The way in which the interview unfolded as an in-depth conversation, giving necessary background and context to Russia’s Special Military Operation in Ukraine from the Russian point of view, and indeed the readiness of Putin to grant Carlson an interview, indicates that Moscow sees Carlson differently from most Western reporters and commentators, and already knew much about his worldview and his opinions on Ukrainian politics before he went to Russia. A joke that Putin makes at Carlson’s expense, in observing that Carlson had once tried to join the CIA (and the CIA rejected his application), shows that he and his staff had done their homework on his background; perhaps they also know that Carlson’s father once worked for “Voice of America”, an international radio broadcaster for the US. Moscow is also aware of the kind of audiences Carlson attracts and has attracted in the past, and the 30-minute history lesson is aimed at those people.

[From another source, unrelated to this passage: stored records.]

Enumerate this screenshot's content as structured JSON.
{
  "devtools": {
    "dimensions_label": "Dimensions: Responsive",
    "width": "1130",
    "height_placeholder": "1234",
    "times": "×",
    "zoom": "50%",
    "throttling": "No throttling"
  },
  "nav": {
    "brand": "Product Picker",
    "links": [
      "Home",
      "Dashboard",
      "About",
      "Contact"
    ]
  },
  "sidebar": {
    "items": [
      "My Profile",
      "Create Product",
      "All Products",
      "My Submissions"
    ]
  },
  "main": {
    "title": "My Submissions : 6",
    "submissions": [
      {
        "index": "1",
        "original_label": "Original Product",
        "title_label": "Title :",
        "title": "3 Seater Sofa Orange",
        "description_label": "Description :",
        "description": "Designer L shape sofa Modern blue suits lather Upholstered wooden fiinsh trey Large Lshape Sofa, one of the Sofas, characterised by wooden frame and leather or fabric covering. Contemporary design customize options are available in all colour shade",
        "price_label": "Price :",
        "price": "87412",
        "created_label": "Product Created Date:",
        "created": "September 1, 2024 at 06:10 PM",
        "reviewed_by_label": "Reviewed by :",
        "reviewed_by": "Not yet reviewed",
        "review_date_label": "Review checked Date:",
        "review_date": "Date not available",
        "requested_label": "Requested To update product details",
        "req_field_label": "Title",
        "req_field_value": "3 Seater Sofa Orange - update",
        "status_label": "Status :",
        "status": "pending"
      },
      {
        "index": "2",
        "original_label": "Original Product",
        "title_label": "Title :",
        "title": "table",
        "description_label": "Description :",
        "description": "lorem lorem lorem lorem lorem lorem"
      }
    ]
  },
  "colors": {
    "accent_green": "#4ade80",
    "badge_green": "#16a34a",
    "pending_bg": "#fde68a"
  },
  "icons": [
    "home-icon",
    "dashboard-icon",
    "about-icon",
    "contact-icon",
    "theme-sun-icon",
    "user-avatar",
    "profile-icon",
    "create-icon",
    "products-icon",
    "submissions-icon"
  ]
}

That the general Western news media reaction to the interview is extremely negative, with many commentators criticising Carlson’s apparent “failure” to ask “hard questions” of Putin and challenge / interrupt him constantly, may demonstrate jealousy, resentment and even panic that the Western general public may discover that Putin is an intelligent and rational politician compared to Western politicians, and not the emotional, egotistical monster he is made out to be. That politicians in the West have also reacted strongly and resentfully against the interview may also be a sign of panic on their part, that the interview may encourage and even generate more public opposition to Western governments and the elites those governments serve. Though the interview itself did not introduce anything new that those who follow alternative news media do not already know, over time the interview may take on significance in its own right as revealing to the general public the machinations of their own governments in destabilising Eastern Europe, and as a catalyst for protests and opposition to further Western funding and military supplies to Ukraine.

The interview can be watched at this link.